Output every line below without omitting or altering anything.

══ Information

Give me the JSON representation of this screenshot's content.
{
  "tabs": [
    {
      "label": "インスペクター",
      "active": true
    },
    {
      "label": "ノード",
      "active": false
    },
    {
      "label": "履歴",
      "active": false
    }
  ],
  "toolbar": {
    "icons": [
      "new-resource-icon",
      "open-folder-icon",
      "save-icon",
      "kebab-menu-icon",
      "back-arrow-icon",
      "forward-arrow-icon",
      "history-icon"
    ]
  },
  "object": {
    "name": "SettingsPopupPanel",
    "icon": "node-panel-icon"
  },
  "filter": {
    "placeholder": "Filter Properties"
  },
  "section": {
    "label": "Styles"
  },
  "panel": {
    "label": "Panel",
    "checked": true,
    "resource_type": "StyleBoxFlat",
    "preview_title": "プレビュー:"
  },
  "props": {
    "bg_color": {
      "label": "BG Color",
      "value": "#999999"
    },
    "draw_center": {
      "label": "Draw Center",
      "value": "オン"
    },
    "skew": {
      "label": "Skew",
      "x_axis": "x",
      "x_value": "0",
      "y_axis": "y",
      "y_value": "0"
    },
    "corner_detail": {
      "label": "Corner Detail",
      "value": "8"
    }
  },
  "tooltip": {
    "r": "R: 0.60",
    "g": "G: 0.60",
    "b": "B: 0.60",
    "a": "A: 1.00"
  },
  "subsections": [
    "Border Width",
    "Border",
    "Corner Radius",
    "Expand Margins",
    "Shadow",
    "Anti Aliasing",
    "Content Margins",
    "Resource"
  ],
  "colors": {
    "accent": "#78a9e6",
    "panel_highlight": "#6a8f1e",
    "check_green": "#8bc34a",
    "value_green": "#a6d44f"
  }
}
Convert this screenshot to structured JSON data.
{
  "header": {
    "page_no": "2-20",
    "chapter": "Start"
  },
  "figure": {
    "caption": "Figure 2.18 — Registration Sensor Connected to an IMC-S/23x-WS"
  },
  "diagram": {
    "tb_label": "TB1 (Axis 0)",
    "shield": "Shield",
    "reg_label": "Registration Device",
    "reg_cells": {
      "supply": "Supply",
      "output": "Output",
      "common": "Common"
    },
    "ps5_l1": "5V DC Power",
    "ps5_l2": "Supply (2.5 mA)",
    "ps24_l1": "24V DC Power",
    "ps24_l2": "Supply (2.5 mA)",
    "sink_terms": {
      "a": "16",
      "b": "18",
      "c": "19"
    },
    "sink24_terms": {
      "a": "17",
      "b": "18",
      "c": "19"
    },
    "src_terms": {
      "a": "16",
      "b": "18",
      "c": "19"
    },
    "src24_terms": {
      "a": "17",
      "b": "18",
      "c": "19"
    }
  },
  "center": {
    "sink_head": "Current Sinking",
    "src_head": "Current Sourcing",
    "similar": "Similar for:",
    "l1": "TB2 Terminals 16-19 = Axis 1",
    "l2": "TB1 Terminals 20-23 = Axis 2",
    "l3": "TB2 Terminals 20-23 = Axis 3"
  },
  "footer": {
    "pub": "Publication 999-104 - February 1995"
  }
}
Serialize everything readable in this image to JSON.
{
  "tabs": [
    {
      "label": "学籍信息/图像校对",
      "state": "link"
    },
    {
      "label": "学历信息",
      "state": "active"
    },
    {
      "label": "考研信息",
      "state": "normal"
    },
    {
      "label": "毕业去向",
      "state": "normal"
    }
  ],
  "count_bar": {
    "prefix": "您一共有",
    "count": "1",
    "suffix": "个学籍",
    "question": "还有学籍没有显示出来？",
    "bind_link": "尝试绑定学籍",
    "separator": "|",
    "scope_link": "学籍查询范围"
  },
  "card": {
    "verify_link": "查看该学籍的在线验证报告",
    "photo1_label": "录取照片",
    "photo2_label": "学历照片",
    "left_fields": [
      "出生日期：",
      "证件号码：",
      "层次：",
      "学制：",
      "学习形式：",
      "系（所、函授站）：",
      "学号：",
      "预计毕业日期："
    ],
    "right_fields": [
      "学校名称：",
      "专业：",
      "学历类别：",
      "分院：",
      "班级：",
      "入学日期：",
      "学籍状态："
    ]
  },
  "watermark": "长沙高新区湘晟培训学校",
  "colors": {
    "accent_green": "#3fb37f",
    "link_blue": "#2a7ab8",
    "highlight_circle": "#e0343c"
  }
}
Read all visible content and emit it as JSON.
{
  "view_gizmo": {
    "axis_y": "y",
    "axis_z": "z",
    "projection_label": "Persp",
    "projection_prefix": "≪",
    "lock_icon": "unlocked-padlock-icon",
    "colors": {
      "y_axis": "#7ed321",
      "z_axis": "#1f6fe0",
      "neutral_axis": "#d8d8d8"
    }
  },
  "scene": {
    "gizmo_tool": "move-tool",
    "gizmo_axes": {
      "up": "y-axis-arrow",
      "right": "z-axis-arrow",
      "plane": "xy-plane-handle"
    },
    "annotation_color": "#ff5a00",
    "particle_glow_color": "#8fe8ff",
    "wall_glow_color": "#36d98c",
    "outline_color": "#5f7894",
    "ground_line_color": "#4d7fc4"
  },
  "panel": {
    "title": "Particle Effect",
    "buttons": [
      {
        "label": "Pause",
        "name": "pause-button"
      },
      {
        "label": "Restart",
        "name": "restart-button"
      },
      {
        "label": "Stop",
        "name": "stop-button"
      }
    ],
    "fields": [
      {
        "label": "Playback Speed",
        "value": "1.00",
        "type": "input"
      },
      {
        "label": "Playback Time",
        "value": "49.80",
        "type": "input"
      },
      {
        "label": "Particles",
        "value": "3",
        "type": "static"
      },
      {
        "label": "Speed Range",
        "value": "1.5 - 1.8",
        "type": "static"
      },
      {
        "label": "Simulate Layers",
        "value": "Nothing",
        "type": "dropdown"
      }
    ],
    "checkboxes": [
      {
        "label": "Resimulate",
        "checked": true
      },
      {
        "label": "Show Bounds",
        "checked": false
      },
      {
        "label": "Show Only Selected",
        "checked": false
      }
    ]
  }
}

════

- _Solution to the exercise_
Give me the JSON representation of this screenshot's content.
{
  "tabs": [
    {
      "label": "インスペクター",
      "active": true
    },
    {
      "label": "ノード",
      "active": false
    },
    {
      "label": "履歴",
      "active": false
    }
  ],
  "toolbar": {
    "icons": [
      "new-resource-icon",
      "open-folder-icon",
      "save-icon",
      "kebab-menu-icon",
      "back-arrow-icon",
      "forward-arrow-icon",
      "history-icon"
    ]
  },
  "object": {
    "name": "SettingsPopupPanel",
    "icon": "node-panel-icon"
  },
  "filter": {
    "placeholder": "Filter Properties"
  },
  "section": {
    "label": "Styles"
  },
  "panel": {
    "label": "Panel",
    "checked": true,
    "resource_type": "StyleBoxFlat",
    "preview_title": "プレビュー:"
  },
  "props": {
    "bg_color": {
      "label": "BG Color",
      "value": "#999999"
    },
    "draw_center": {
      "label": "Draw Center",
      "value": "オン"
    },
    "skew": {
      "label": "Skew",
      "x_axis": "x",
      "x_value": "0",
      "y_axis": "y",
      "y_value": "0"
    },
    "corner_detail": {
      "label": "Corner Detail",
      "value": "8"
    }
  },
  "tooltip": {
    "r": "R: 0.60",
    "g": "G: 0.60",
    "b": "B: 0.60",
    "a": "A: 1.00"
  },
  "subsections": [
    "Border Width",
    "Border",
    "Corner Radius",
    "Expand Margins",
    "Shadow",
    "Anti Aliasing",
    "Content Margins",
    "Resource"
  ],
  "colors": {
    "accent": "#78a9e6",
    "panel_highlight": "#6a8f1e",
    "check_green": "#8bc34a",
    "value_green": "#a6d44f"
  }
}
Convert this screenshot to structured JSON data.
{
  "header": {
    "page_no": "2-20",
    "chapter": "Start"
  },
  "figure": {
    "caption": "Figure 2.18 — Registration Sensor Connected to an IMC-S/23x-WS"
  },
  "diagram": {
    "tb_label": "TB1 (Axis 0)",
    "shield": "Shield",
    "reg_label": "Registration Device",
    "reg_cells": {
      "supply": "Supply",
      "output": "Output",
      "common": "Common"
    },
    "ps5_l1": "5V DC Power",
    "ps5_l2": "Supply (2.5 mA)",
    "ps24_l1": "24V DC Power",
    "ps24_l2": "Supply (2.5 mA)",
    "sink_terms": {
      "a": "16",
      "b": "18",
      "c": "19"
    },
    "sink24_terms": {
      "a": "17",
      "b": "18",
      "c": "19"
    },
    "src_terms": {
      "a": "16",
      "b": "18",
      "c": "19"
    },
    "src24_terms": {
      "a": "17",
      "b": "18",
      "c": "19"
    }
  },
  "center": {
    "sink_head": "Current Sinking",
    "src_head": "Current Sourcing",
    "similar": "Similar for:",
    "l1": "TB2 Terminals 16-19 = Axis 1",
    "l2": "TB1 Terminals 20-23 = Axis 2",
    "l3": "TB2 Terminals 20-23 = Axis 3"
  },
  "footer": {
    "pub": "Publication 999-104 - February 1995"
  }
}
Serialize everything readable in this image to JSON.
{
  "tabs": [
    {
      "label": "学籍信息/图像校对",
      "state": "link"
    },
    {
      "label": "学历信息",
      "state": "active"
    },
    {
      "label": "考研信息",
      "state": "normal"
    },
    {
      "label": "毕业去向",
      "state": "normal"
    }
  ],
  "count_bar": {
    "prefix": "您一共有",
    "count": "1",
    "suffix": "个学籍",
    "question": "还有学籍没有显示出来？",
    "bind_link": "尝试绑定学籍",
    "separator": "|",
    "scope_link": "学籍查询范围"
  },
  "card": {
    "verify_link": "查看该学籍的在线验证报告",
    "photo1_label": "录取照片",
    "photo2_label": "学历照片",
    "left_fields": [
      "出生日期：",
      "证件号码：",
      "层次：",
      "学制：",
      "学习形式：",
      "系（所、函授站）：",
      "学号：",
      "预计毕业日期："
    ],
    "right_fields": [
      "学校名称：",
      "专业：",
      "学历类别：",
      "分院：",
      "班级：",
      "入学日期：",
      "学籍状态："
    ]
  },
  "watermark": "长沙高新区湘晟培训学校",
  "colors": {
    "accent_green": "#3fb37f",
    "link_blue": "#2a7ab8",
    "highlight_circle": "#e0343c"
  }
}
Read all visible content and emit it as JSON.
{
  "view_gizmo": {
    "axis_y": "y",
    "axis_z": "z",
    "projection_label": "Persp",
    "projection_prefix": "≪",
    "lock_icon": "unlocked-padlock-icon",
    "colors": {
      "y_axis": "#7ed321",
      "z_axis": "#1f6fe0",
      "neutral_axis": "#d8d8d8"
    }
  },
  "scene": {
    "gizmo_tool": "move-tool",
    "gizmo_axes": {
      "up": "y-axis-arrow",
      "right": "z-axis-arrow",
      "plane": "xy-plane-handle"
    },
    "annotation_color": "#ff5a00",
    "particle_glow_color": "#8fe8ff",
    "wall_glow_color": "#36d98c",
    "outline_color": "#5f7894",
    "ground_line_color": "#4d7fc4"
  },
  "panel": {
    "title": "Particle Effect",
    "buttons": [
      {
        "label": "Pause",
        "name": "pause-button"
      },
      {
        "label": "Restart",
        "name": "restart-button"
      },
      {
        "label": "Stop",
        "name": "stop-button"
      }
    ],
    "fields": [
      {
        "label": "Playback Speed",
        "value": "1.00",
        "type": "input"
      },
      {
        "label": "Playback Time",
        "value": "49.80",
        "type": "input"
      },
      {
        "label": "Particles",
        "value": "3",
        "type": "static"
      },
      {
        "label": "Speed Range",
        "value": "1.5 - 1.8",
        "type": "static"
      },
      {
        "label": "Simulate Layers",
        "value": "Nothing",
        "type": "dropdown"
      }
    ],
    "checkboxes": [
      {
        "label": "Resimulate",
        "checked": true
      },
      {
        "label": "Show Bounds",
        "checked": false
      },
      {
        "label": "Show Only Selected",
        "checked": false
      }
    ]
  }
}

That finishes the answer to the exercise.